(Beginning of DATA EXTRACTS)
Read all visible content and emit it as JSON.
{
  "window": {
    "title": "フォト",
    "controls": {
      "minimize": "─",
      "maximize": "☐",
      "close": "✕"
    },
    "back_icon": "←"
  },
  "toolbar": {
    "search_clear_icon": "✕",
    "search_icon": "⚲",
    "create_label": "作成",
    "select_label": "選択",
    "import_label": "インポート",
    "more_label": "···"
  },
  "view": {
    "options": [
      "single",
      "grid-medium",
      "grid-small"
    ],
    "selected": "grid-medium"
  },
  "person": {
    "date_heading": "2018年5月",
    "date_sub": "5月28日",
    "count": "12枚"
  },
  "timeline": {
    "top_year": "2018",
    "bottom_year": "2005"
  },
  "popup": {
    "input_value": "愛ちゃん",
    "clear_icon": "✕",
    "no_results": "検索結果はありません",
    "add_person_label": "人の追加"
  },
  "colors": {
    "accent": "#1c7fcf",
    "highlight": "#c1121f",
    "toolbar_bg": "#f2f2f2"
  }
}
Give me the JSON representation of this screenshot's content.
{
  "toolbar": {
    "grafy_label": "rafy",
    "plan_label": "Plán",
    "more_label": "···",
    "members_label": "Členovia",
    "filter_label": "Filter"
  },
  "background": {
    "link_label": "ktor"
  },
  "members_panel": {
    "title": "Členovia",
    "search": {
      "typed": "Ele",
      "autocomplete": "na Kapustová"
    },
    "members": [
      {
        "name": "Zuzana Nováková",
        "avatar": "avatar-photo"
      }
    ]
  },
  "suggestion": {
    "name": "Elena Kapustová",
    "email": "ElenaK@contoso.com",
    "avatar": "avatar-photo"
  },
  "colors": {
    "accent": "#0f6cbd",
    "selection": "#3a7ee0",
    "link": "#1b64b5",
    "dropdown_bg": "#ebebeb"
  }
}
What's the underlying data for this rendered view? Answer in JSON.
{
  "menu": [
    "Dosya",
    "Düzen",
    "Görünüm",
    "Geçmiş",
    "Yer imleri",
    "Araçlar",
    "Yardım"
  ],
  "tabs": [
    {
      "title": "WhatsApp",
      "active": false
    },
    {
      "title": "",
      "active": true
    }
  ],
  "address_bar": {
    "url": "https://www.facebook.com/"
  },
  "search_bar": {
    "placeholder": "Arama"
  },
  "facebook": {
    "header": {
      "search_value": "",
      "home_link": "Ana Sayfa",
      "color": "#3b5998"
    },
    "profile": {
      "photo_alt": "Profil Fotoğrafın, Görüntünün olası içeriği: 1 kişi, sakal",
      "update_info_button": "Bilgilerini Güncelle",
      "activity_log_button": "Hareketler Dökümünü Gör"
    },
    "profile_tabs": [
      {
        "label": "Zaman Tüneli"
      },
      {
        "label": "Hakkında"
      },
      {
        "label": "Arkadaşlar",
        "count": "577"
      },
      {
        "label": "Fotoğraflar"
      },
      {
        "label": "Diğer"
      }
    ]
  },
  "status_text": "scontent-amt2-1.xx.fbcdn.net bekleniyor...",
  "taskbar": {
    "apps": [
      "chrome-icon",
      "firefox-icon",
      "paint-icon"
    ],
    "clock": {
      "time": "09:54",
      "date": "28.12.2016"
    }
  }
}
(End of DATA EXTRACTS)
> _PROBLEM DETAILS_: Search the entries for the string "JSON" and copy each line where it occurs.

> _ANSWER FOR THE TASK_:
Read all visible content and emit it as JSON.
Give me the JSON representation of this screenshot's content.
What's the underlying data for this rendered view? Answer in JSON.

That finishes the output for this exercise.